I think it was Win7 last I tested it, probably an early service pack; according to https://superuser.com/questions/243669/how-to-avoid-exposing... it should already have had privacy addressing, but perhaps it was somehow turned off on the machine I tested (or perhaps my expectation that it would change on reboot was wrong?).
> The IPv6 prefix you are assigned by your carrier is a feature of whatever DHCPv6 setup they have; if they're assigning you the same prefix for every time you power-cycle your modem on IPv6 and they were not doing so with DHCPv4, that's super weird.
They were allocating from a pool on DHCPv4, where reservations were for a few hours (so immediate power cycle would get same address, but if you wait a couple of hours or release and request, you'd get a new one). They are not using DHCPv6 in the same way - they assign a prefix-per-customer. That was the case with all the local IPv6 carriers I inquired with. I guess it means that the prefix is /56 or even /60 - I didn't even ask.
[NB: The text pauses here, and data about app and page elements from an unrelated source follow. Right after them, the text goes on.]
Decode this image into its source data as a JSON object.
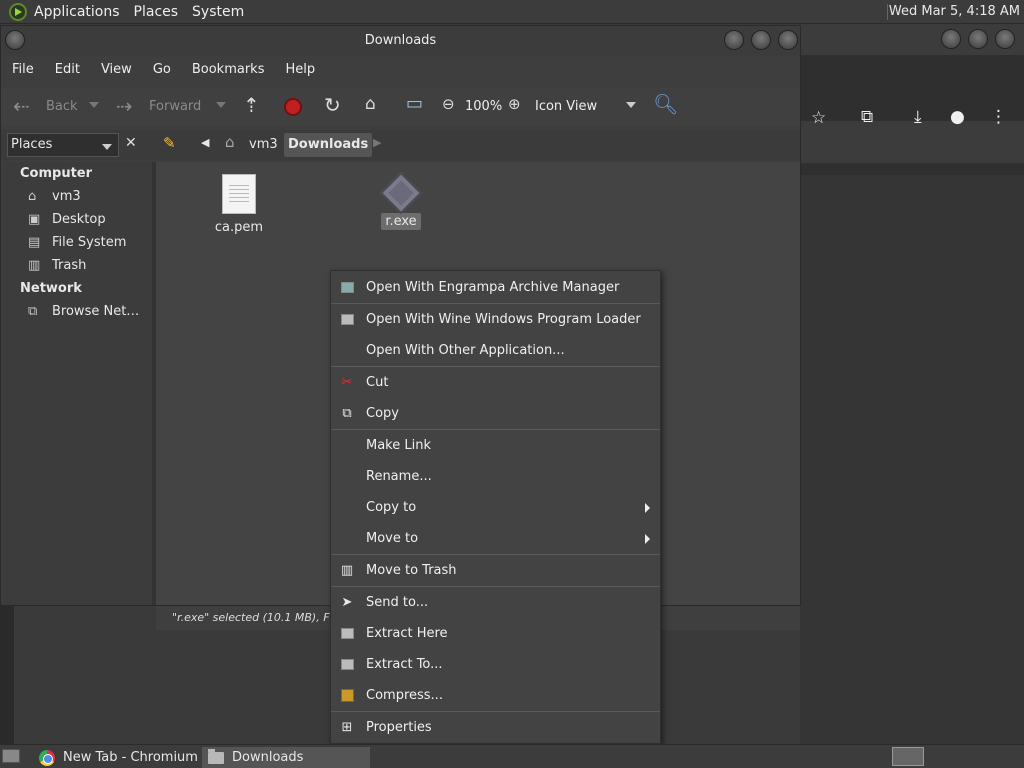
{
  "top_panel": {
    "menus": [
      "Applications",
      "Places",
      "System"
    ],
    "clock": "Wed Mar  5, 4:18 AM"
  },
  "window": {
    "title": "Downloads",
    "menubar": [
      "File",
      "Edit",
      "View",
      "Go",
      "Bookmarks",
      "Help"
    ],
    "toolbar": {
      "back": "Back",
      "forward": "Forward",
      "zoom": "100%",
      "view_mode": "Icon View"
    },
    "location": {
      "sidebar_select": "Places",
      "crumbs": [
        "vm3",
        "Downloads"
      ]
    },
    "sidebar": {
      "computer_heading": "Computer",
      "computer_items": [
        "vm3",
        "Desktop",
        "File System",
        "Trash"
      ],
      "network_heading": "Network",
      "network_items": [
        "Browse Net…"
      ]
    },
    "files": [
      {
        "name": "ca.pem",
        "icon": "text-file-icon"
      },
      {
        "name": "r.exe",
        "icon": "exe-file-icon",
        "selected": true
      }
    ],
    "status": "\"r.exe\" selected (10.1 MB), Free sp"
  },
  "context_menu": {
    "items": [
      {
        "label": "Open With Engrampa Archive Manager",
        "icon": "archive-manager-icon"
      },
      {
        "label": "Open With Wine Windows Program Loader",
        "icon": "wine-icon"
      },
      {
        "label": "Open With Other Application...",
        "icon": ""
      },
      {
        "label": "Cut",
        "icon": "scissors-icon"
      },
      {
        "label": "Copy",
        "icon": "copy-icon"
      },
      {
        "label": "Make Link",
        "icon": ""
      },
      {
        "label": "Rename...",
        "icon": ""
      },
      {
        "label": "Copy to",
        "icon": "",
        "submenu": true
      },
      {
        "label": "Move to",
        "icon": "",
        "submenu": true
      },
      {
        "label": "Move to Trash",
        "icon": "trash-icon"
      },
      {
        "label": "Send to...",
        "icon": "send-icon"
      },
      {
        "label": "Extract Here",
        "icon": "extract-icon"
      },
      {
        "label": "Extract To...",
        "icon": "extract-to-icon"
      },
      {
        "label": "Compress...",
        "icon": "compress-icon"
      },
      {
        "label": "Properties",
        "icon": "properties-icon"
      }
    ]
  },
  "taskbar": {
    "tasks": [
      "New Tab - Chromium",
      "Downloads"
    ]
  },
  "colors": {
    "panel": "#3c3c3c",
    "window": "#3e3e3e",
    "menu": "#434343",
    "selection": "#6d6d6d",
    "stop_red": "#c02020"
  }
}
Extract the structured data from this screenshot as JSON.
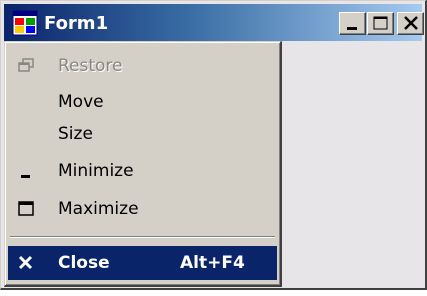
{
  "window": {
    "title": "Form1",
    "title_icon": "app-icon",
    "controls": [
      {
        "name": "minimize-button",
        "icon": "minimize-icon"
      },
      {
        "name": "maximize-button",
        "icon": "maximize-icon"
      },
      {
        "name": "close-button",
        "icon": "close-icon"
      }
    ]
  },
  "system_menu": {
    "items": [
      {
        "label": "Restore",
        "icon": "restore-icon",
        "enabled": false,
        "shortcut": ""
      },
      {
        "label": "Move",
        "icon": "",
        "enabled": true,
        "shortcut": ""
      },
      {
        "label": "Size",
        "icon": "",
        "enabled": true,
        "shortcut": ""
      },
      {
        "label": "Minimize",
        "icon": "minimize-icon",
        "enabled": true,
        "shortcut": ""
      },
      {
        "label": "Maximize",
        "icon": "maximize-icon",
        "enabled": true,
        "shortcut": ""
      },
      {
        "label": "Close",
        "icon": "close-icon",
        "enabled": true,
        "shortcut": "Alt+F4",
        "selected": true
      }
    ]
  },
  "colors": {
    "title_gradient_start": "#0a246a",
    "title_gradient_end": "#a6caf0",
    "menu_background": "#d4d0c8",
    "selection": "#0a246a",
    "disabled_text": "#8a8780",
    "client_area": "#e8e5e9"
  }
}
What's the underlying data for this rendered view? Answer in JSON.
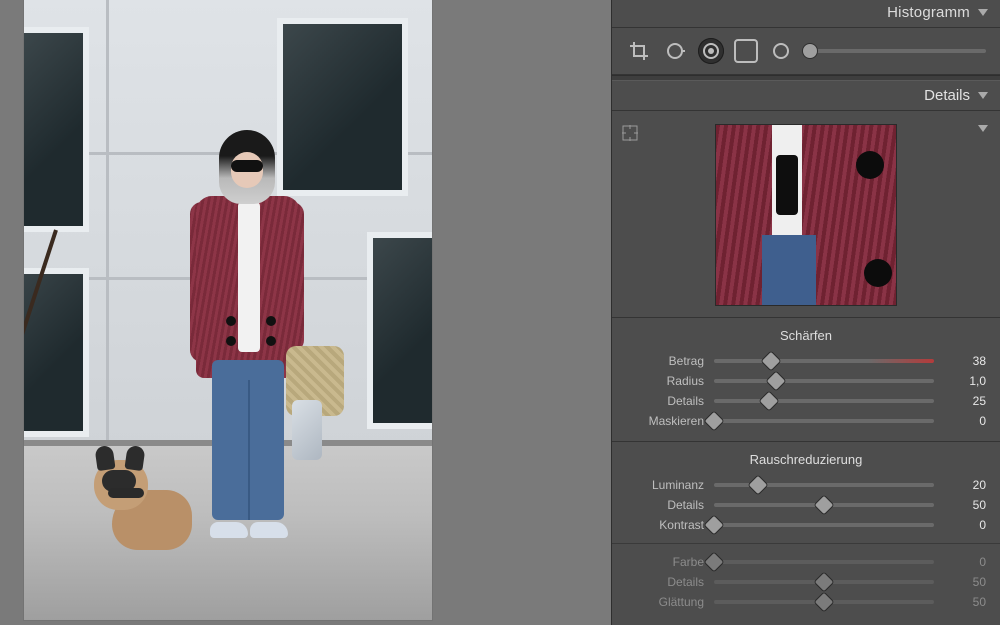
{
  "histogram": {
    "title": "Histogramm"
  },
  "tools": {
    "crop": "crop-tool",
    "spot": "spot-removal-tool",
    "redeye": "redeye-tool",
    "gradient": "graduated-filter-tool",
    "radial": "radial-filter-tool",
    "brush": "adjustment-brush-tool"
  },
  "details": {
    "title": "Details",
    "sharpen": {
      "title": "Schärfen",
      "amount": {
        "label": "Betrag",
        "value": "38",
        "pos": 26
      },
      "radius": {
        "label": "Radius",
        "value": "1,0",
        "pos": 28
      },
      "detail": {
        "label": "Details",
        "value": "25",
        "pos": 25
      },
      "mask": {
        "label": "Maskieren",
        "value": "0",
        "pos": 0
      }
    },
    "noise": {
      "title": "Rauschreduzierung",
      "luminance": {
        "label": "Luminanz",
        "value": "20",
        "pos": 20
      },
      "lum_detail": {
        "label": "Details",
        "value": "50",
        "pos": 50
      },
      "lum_contrast": {
        "label": "Kontrast",
        "value": "0",
        "pos": 0
      },
      "color": {
        "label": "Farbe",
        "value": "0",
        "pos": 0,
        "disabled": true
      },
      "col_detail": {
        "label": "Details",
        "value": "50",
        "pos": 50,
        "disabled": true
      },
      "col_smooth": {
        "label": "Glättung",
        "value": "50",
        "pos": 50,
        "disabled": true
      }
    }
  }
}
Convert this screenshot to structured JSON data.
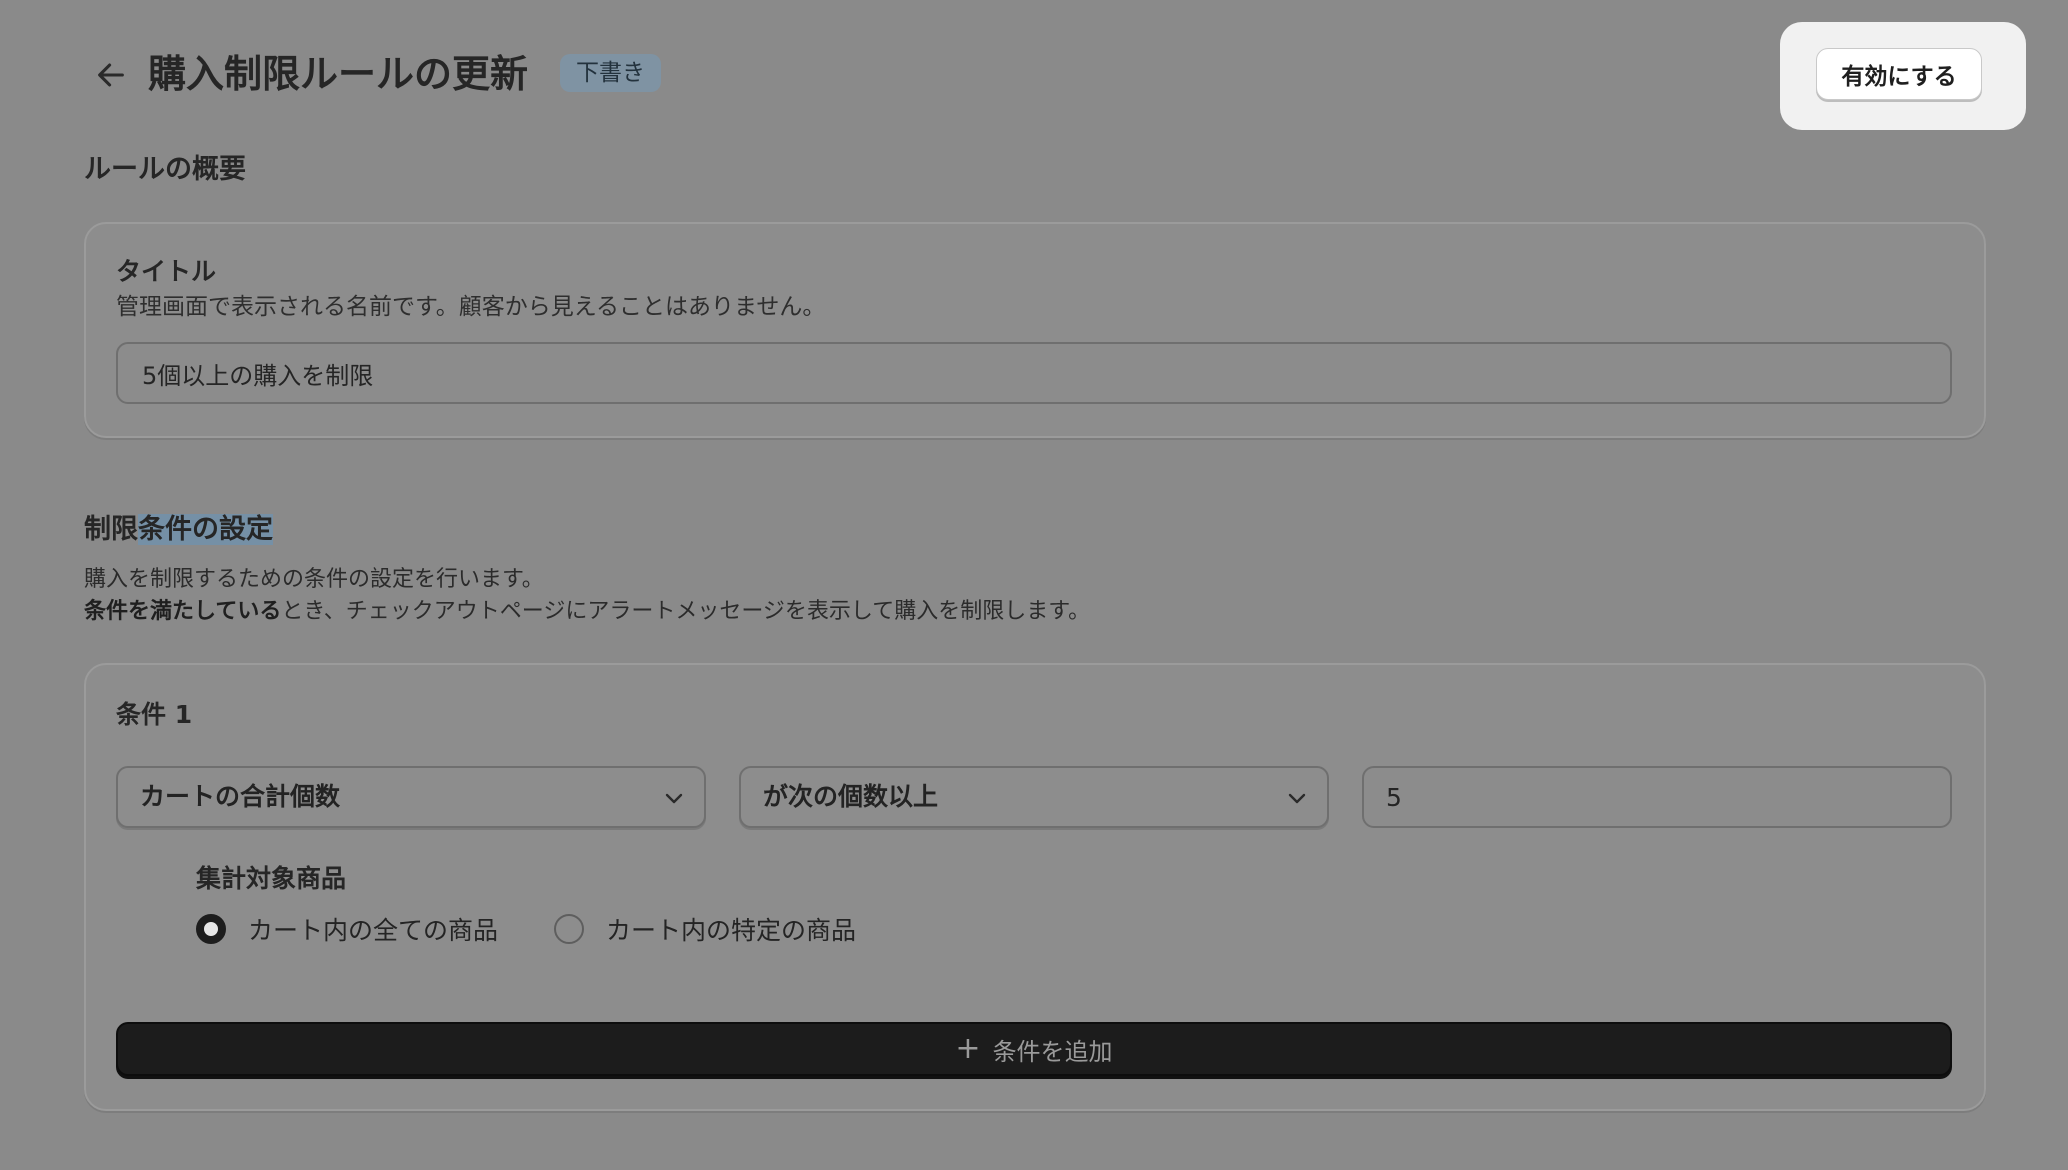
{
  "header": {
    "title": "購入制限ルールの更新",
    "status_badge": "下書き",
    "activate_button": "有効にする"
  },
  "overview": {
    "heading": "ルールの概要",
    "title_field": {
      "label": "タイトル",
      "help": "管理画面で表示される名前です。顧客から見えることはありません。",
      "value": "5個以上の購入を制限"
    }
  },
  "conditions_section": {
    "heading_part1": "制限",
    "heading_part2_highlighted": "条件の設定",
    "desc_line1": "購入を制限するための条件の設定を行います。",
    "desc_line2_bold": "条件を満たしている",
    "desc_line2_rest": "とき、チェックアウトページにアラートメッセージを表示して購入を制限します。",
    "condition": {
      "title": "条件 1",
      "metric_select": "カートの合計個数",
      "operator_select": "が次の個数以上",
      "value": "5",
      "target_group_label": "集計対象商品",
      "target_options": [
        {
          "label": "カート内の全ての商品",
          "selected": true
        },
        {
          "label": "カート内の特定の商品",
          "selected": false
        }
      ]
    },
    "add_condition_button": "条件を追加"
  },
  "icons": {
    "back": "arrow-left-icon",
    "chevron": "chevron-down-icon",
    "plus": "plus-icon"
  }
}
All local ISPs I've asked, don't give out the same IPv4 (they all charge for a fixed IP, so no guarantee you'll get the same one unless you pay; at least 3 out of the 6 actively change your IP whenever they can, to force you to pay even if you need fixed IPs for short times).
All local ISPs I've asked provide the same IPv6 prefix to a customer.
I assumed that was common practice - at the very least, more common than the other way around (fixed IPv4 when you didn't ask for it, random IPv6)
And some run the connection as IPv6 only and then CG-NAT IPv4, which of course gives you a random IP again, but is even worse for P2P applications and means you can't use DynDNS etc anymore.
My personal connection has had the same IP for the past 5 years, and I think changing it would mean asking my ISP and coming up with an answer for why I need that.